Nate said...

hehehehe.. Nate's around. Damned far to run dammit.

Nate said...

Waterboy... I cannot help but note that if it is trivially easy... why haven't they managed to stop prostitution?

Very few gun transactions involve classifieds.

The vast majority are friends selling to friends.

WaterBoy said...

Nate: "I cannot help but note that if it is trivially easy... why haven't they managed to stop prostitution?"

Easy ≠ Effective

Running the sting is easy, which they do all the time with those other crimes I listed. Hell, they even have a specialized unit in the city PD here dedicated to nothing but catching online predators trying to hook up with children. And the stings they run against liquor establishments have become a joke in this town for their ineptitude.
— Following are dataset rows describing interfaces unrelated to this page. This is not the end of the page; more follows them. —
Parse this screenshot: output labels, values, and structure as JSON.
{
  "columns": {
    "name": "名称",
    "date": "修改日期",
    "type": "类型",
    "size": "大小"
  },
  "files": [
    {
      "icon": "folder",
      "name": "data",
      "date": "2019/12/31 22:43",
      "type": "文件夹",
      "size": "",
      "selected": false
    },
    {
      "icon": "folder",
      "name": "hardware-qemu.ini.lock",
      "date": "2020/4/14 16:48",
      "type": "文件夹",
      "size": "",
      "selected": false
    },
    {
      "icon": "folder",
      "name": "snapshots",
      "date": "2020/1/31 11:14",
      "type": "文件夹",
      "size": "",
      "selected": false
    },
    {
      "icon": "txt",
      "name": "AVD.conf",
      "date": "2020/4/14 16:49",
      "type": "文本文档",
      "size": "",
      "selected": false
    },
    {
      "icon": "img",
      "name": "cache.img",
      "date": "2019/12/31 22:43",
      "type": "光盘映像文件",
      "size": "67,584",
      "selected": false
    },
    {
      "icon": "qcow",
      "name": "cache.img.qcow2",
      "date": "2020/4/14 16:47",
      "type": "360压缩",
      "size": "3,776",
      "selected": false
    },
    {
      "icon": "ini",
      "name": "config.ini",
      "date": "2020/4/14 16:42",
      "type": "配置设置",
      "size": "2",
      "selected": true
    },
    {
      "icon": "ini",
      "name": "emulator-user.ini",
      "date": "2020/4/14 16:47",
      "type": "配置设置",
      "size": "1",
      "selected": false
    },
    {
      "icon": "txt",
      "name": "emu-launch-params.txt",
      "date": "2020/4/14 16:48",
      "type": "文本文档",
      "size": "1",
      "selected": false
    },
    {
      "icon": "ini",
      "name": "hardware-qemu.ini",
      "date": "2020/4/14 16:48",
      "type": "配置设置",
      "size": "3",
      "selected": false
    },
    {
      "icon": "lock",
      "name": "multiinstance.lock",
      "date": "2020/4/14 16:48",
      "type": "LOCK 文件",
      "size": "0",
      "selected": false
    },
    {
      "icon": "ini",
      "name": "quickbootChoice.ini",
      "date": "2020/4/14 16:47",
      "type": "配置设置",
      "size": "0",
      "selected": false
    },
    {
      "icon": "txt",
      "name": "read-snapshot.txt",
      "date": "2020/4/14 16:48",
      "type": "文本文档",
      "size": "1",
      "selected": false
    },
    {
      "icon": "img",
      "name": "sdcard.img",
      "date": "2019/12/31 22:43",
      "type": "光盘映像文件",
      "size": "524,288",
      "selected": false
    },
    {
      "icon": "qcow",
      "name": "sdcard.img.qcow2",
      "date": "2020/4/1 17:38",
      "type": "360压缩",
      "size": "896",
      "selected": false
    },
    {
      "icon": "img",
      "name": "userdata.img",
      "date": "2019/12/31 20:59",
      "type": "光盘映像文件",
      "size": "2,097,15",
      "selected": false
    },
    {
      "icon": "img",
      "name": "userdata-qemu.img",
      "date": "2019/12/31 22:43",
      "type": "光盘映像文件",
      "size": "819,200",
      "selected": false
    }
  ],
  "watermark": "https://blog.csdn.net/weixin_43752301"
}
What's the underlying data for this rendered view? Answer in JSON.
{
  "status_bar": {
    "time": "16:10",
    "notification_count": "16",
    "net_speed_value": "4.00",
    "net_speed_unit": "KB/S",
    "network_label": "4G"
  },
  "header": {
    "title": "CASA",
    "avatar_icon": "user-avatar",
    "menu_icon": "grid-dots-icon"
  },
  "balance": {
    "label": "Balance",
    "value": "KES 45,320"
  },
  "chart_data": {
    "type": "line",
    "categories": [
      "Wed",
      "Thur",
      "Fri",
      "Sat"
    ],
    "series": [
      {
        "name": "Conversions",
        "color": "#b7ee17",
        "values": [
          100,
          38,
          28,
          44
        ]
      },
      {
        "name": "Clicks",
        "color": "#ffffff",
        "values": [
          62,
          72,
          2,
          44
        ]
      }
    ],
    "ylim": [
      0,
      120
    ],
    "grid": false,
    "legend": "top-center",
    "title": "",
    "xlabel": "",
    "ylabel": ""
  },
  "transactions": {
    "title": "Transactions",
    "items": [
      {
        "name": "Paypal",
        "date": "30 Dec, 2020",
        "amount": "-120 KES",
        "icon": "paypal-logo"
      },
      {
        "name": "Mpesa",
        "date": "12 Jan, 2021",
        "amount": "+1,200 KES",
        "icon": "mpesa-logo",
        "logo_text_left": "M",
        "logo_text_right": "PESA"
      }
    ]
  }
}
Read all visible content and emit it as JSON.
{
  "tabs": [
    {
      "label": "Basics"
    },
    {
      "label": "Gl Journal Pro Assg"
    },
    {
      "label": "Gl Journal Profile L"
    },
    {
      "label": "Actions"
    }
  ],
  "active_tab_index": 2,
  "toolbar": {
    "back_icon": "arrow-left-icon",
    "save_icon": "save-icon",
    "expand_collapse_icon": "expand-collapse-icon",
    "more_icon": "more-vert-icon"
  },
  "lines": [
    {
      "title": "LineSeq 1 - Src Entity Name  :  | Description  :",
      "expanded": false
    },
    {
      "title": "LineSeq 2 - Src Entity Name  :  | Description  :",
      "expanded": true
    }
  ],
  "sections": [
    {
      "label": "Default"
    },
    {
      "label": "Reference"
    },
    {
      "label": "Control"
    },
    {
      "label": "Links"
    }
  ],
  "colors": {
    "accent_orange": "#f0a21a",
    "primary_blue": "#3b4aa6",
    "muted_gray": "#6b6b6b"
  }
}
But those stings aren't intended to stop all crimes like prostitution and selling to minors -- they're only intended to be a damper, to keep them from getting out of control. Like I said, the budgets required to actually be effective would be astronomical, and would result in a virtual police state.

LE in this state know this, and cited it in their lawsuit as one of the reasons they can't effectively enforce the new gun laws.

"Very few gun transactions involve classifieds.

The vast majority are friends selling to friends.
"


This may be true (and variable by area), but it isn't all.

We have a large military population here, and whenever there's a large deployment overseas invariably there's an uptick in classifieds advertising guns for sale from soldiers who don't have family here to hold onto them.

My response also intended to account for those other venues mentioned upthread:

"There are lots of facebook groups that you can join that allow individuals to sell their firearms. I suggest looking for those."

I'm not on Facebook so I cannot vouch for the prevalence of sales through such groups. But if they exist, it should be noted that they are covered as well.

Nate said...

Everywhere I've lived Waterboy there have been guys that swap guns around like high school kids swap girlfriends.

WaterBoy said...

I agree.

When I left for the Air Force, I gave all my firearms to my best friend back home because I knew I wouldn't be able to take them overseas with me.

My first assignment, I got sent to Ohio.

Dammit.

Res Ipsa said...

My first assignment, I got sent to Ohio.

Talk about having to sacrifice for ones country. The only worse assignments you could have gotten were NYNY, NJ or California.